Work request:
Lines holding the word "bedrijven" are the ones to copy from the data below.

===== Records for this exercise

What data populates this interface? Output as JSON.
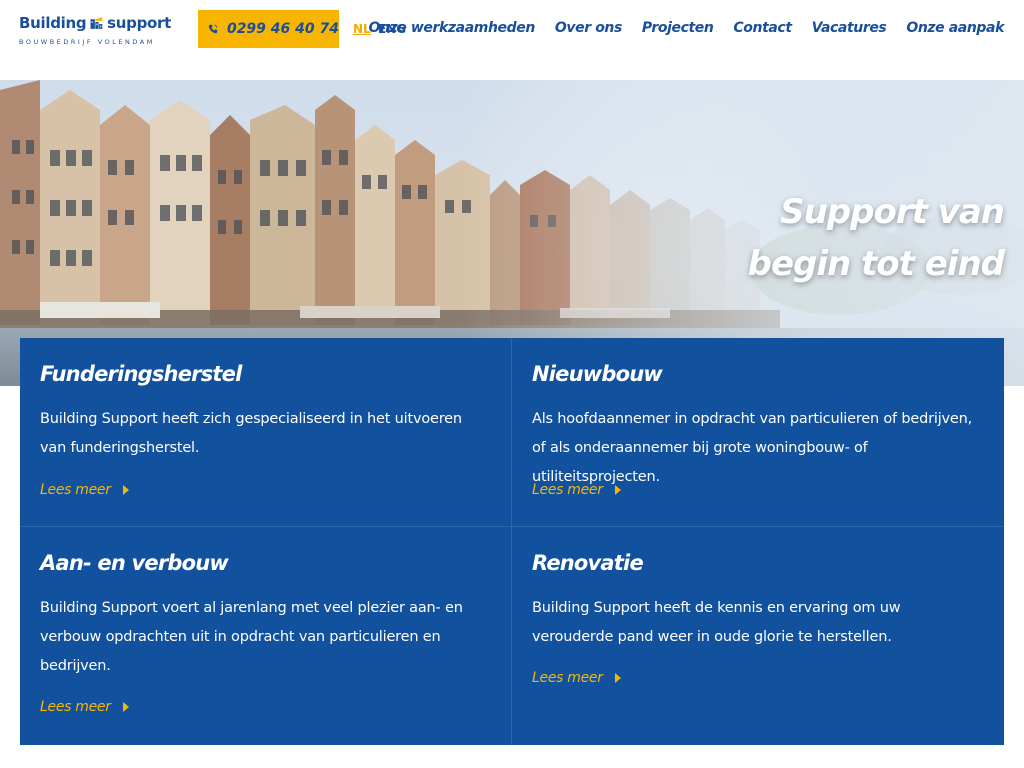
{
  "brand": {
    "name_left": "Building",
    "name_right": "support",
    "tagline": "BOUWBEDRIJF VOLENDAM",
    "colors": {
      "blue": "#1a4f9c",
      "yellow": "#f7b500",
      "card_blue": "#12519e"
    }
  },
  "header": {
    "phone": {
      "icon": "phone-icon",
      "number": "0299 46 40 74"
    },
    "languages": [
      {
        "label": "NL",
        "active": true
      },
      {
        "label": "ENG",
        "active": false
      }
    ],
    "nav": [
      {
        "label": "Onze werkzaamheden"
      },
      {
        "label": "Over ons"
      },
      {
        "label": "Projecten"
      },
      {
        "label": "Contact"
      },
      {
        "label": "Vacatures"
      },
      {
        "label": "Onze aanpak"
      }
    ]
  },
  "hero": {
    "line1": "Support van",
    "line2": "begin tot eind"
  },
  "cards": [
    {
      "title": "Funderingsherstel",
      "text": "Building Support heeft zich gespecialiseerd in het uitvoeren van funderingsherstel.",
      "link": "Lees meer"
    },
    {
      "title": "Nieuwbouw",
      "text": "Als hoofdaannemer in opdracht van particulieren of bedrijven, of als onderaannemer bij grote woningbouw- of utiliteitsprojecten.",
      "link": "Lees meer"
    },
    {
      "title": "Aan- en verbouw",
      "text": "Building Support voert al jarenlang met veel plezier aan- en verbouw opdrachten uit in opdracht van particulieren en bedrijven.",
      "link": "Lees meer"
    },
    {
      "title": "Renovatie",
      "text": "Building Support heeft de kennis en ervaring om uw verouderde pand weer in oude glorie te herstellen.",
      "link": "Lees meer"
    }
  ]
}
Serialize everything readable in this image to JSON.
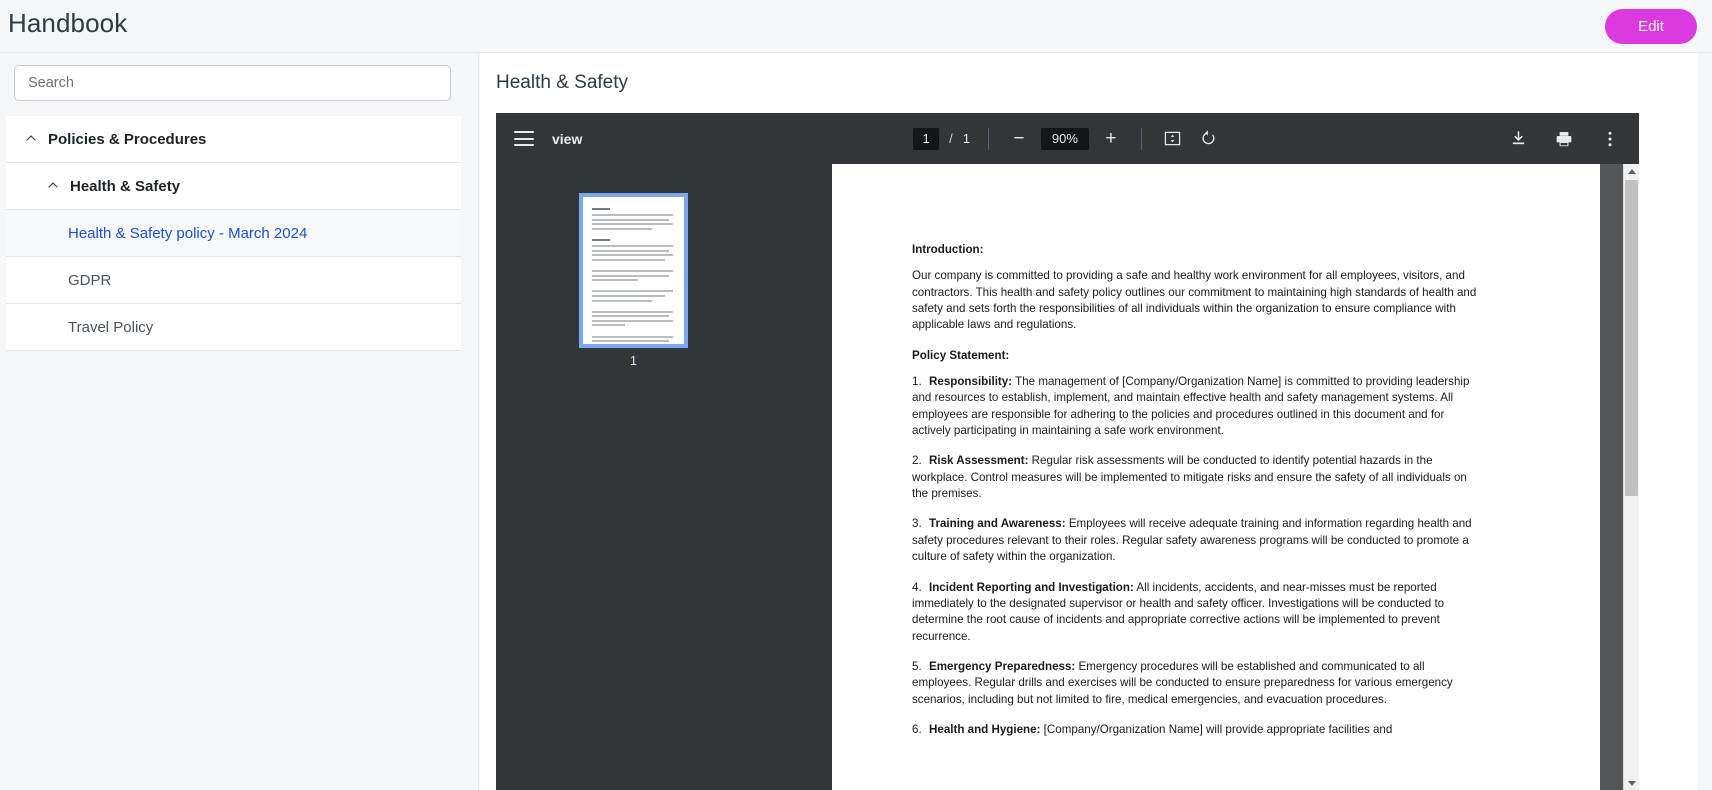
{
  "app": {
    "title": "Handbook",
    "edit_button_label": "Edit",
    "accent_color": "#dd39e0"
  },
  "search": {
    "placeholder": "Search",
    "value": ""
  },
  "sidebar": {
    "items": [
      {
        "label": "Policies & Procedures",
        "level": 0,
        "expanded": true,
        "icon": "chevron-up-icon",
        "selected": false
      },
      {
        "label": "Health & Safety",
        "level": 1,
        "expanded": true,
        "icon": "chevron-up-icon",
        "selected": false
      },
      {
        "label": "Health & Safety policy - March 2024",
        "level": 2,
        "expanded": null,
        "icon": "",
        "selected": true
      },
      {
        "label": "GDPR",
        "level": 2,
        "expanded": null,
        "icon": "",
        "selected": false
      },
      {
        "label": "Travel Policy",
        "level": 2,
        "expanded": null,
        "icon": "",
        "selected": false
      }
    ]
  },
  "content": {
    "title": "Health & Safety"
  },
  "pdf_toolbar": {
    "menu_icon": "hamburger-menu-icon",
    "view_label": "view",
    "page_number": "1",
    "page_separator": "/",
    "page_total": "1",
    "zoom_out_label": "−",
    "zoom_level": "90%",
    "zoom_in_label": "+",
    "fit_page_icon": "fit-to-page-icon",
    "rotate_icon": "rotate-counterclockwise-icon",
    "download_icon": "download-icon",
    "print_icon": "print-icon",
    "more_icon": "more-vertical-icon"
  },
  "thumbnails": {
    "pages": [
      {
        "number": "1",
        "selected": true
      }
    ]
  },
  "document": {
    "intro_heading": "Introduction:",
    "intro_paragraph": "Our company is committed to providing a safe and healthy work environment for all employees, visitors, and contractors. This health and safety policy outlines our commitment to maintaining high standards of health and safety and sets forth the responsibilities of all individuals within the organization to ensure compliance with applicable laws and regulations.",
    "policy_heading": "Policy Statement:",
    "items": [
      {
        "number": "1.",
        "term": "Responsibility:",
        "text": " The management of [Company/Organization Name] is committed to providing leadership and resources to establish, implement, and maintain effective health and safety management systems. All employees are responsible for adhering to the policies and procedures outlined in this document and for actively participating in maintaining a safe work environment."
      },
      {
        "number": "2.",
        "term": "Risk Assessment:",
        "text": " Regular risk assessments will be conducted to identify potential hazards in the workplace. Control measures will be implemented to mitigate risks and ensure the safety of all individuals on the premises."
      },
      {
        "number": "3.",
        "term": "Training and Awareness:",
        "text": " Employees will receive adequate training and information regarding health and safety procedures relevant to their roles. Regular safety awareness programs will be conducted to promote a culture of safety within the organization."
      },
      {
        "number": "4.",
        "term": "Incident Reporting and Investigation:",
        "text": " All incidents, accidents, and near-misses must be reported immediately to the designated supervisor or health and safety officer. Investigations will be conducted to determine the root cause of incidents and appropriate corrective actions will be implemented to prevent recurrence."
      },
      {
        "number": "5.",
        "term": "Emergency Preparedness:",
        "text": " Emergency procedures will be established and communicated to all employees. Regular drills and exercises will be conducted to ensure preparedness for various emergency scenarios, including but not limited to fire, medical emergencies, and evacuation procedures."
      },
      {
        "number": "6.",
        "term": "Health and Hygiene:",
        "text": " [Company/Organization Name] will provide appropriate facilities and"
      }
    ]
  }
}
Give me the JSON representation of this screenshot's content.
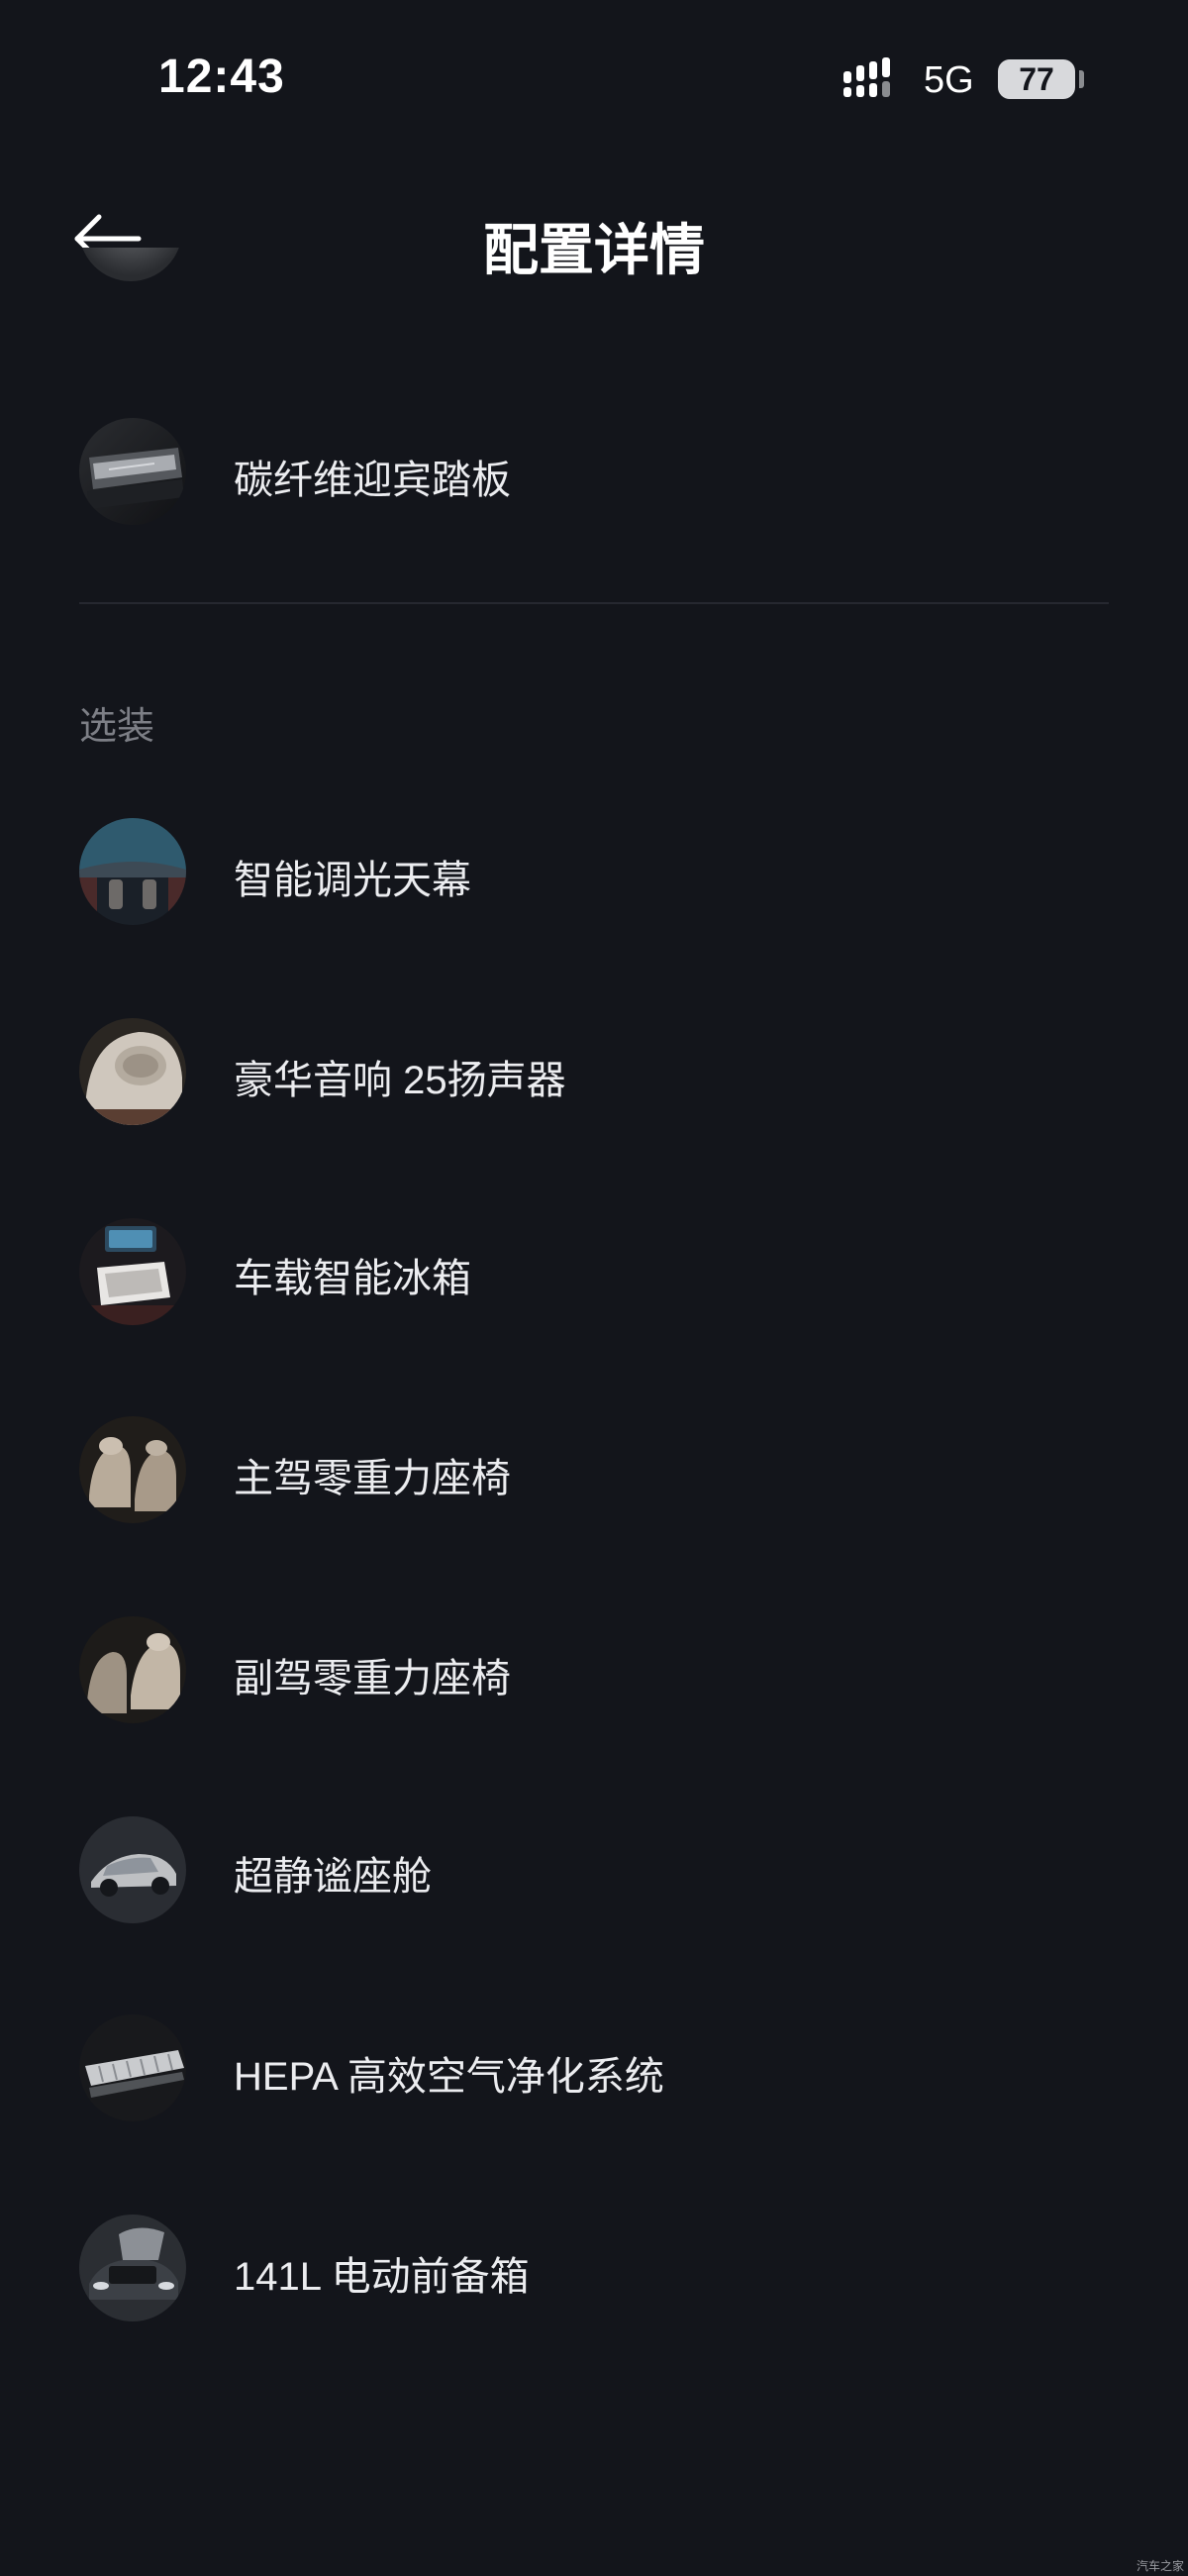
{
  "status_bar": {
    "time": "12:43",
    "network": "5G",
    "battery_level": "77"
  },
  "header": {
    "back_icon": "arrow-left-icon",
    "title": "配置详情"
  },
  "standard_items": [
    {
      "label": "碳纤维迎宾踏板",
      "icon": "carbon-sill-plate-thumbnail"
    }
  ],
  "optional_section": {
    "title": "选装",
    "items": [
      {
        "label": "智能调光天幕",
        "icon": "smart-dimming-roof-thumbnail"
      },
      {
        "label": "豪华音响 25扬声器",
        "icon": "premium-speaker-thumbnail"
      },
      {
        "label": "车载智能冰箱",
        "icon": "car-fridge-thumbnail"
      },
      {
        "label": "主驾零重力座椅",
        "icon": "driver-seat-thumbnail"
      },
      {
        "label": "副驾零重力座椅",
        "icon": "passenger-seat-thumbnail"
      },
      {
        "label": "超静谧座舱",
        "icon": "quiet-cabin-thumbnail"
      },
      {
        "label": "HEPA 高效空气净化系统",
        "icon": "hepa-filter-thumbnail"
      },
      {
        "label": "141L 电动前备箱",
        "icon": "front-trunk-thumbnail"
      }
    ]
  },
  "watermark": "汽车之家"
}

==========

Solution to the problem:
      "text": "Als hoofdaannemer in opdracht van particulieren of bedrijven, of als onderaannemer bij grote woningbouw- of utiliteitsprojecten.",
      "text": "Building Support voert al jarenlang met veel plezier aan- en verbouw opdrachten uit in opdracht van particulieren en bedrijven.",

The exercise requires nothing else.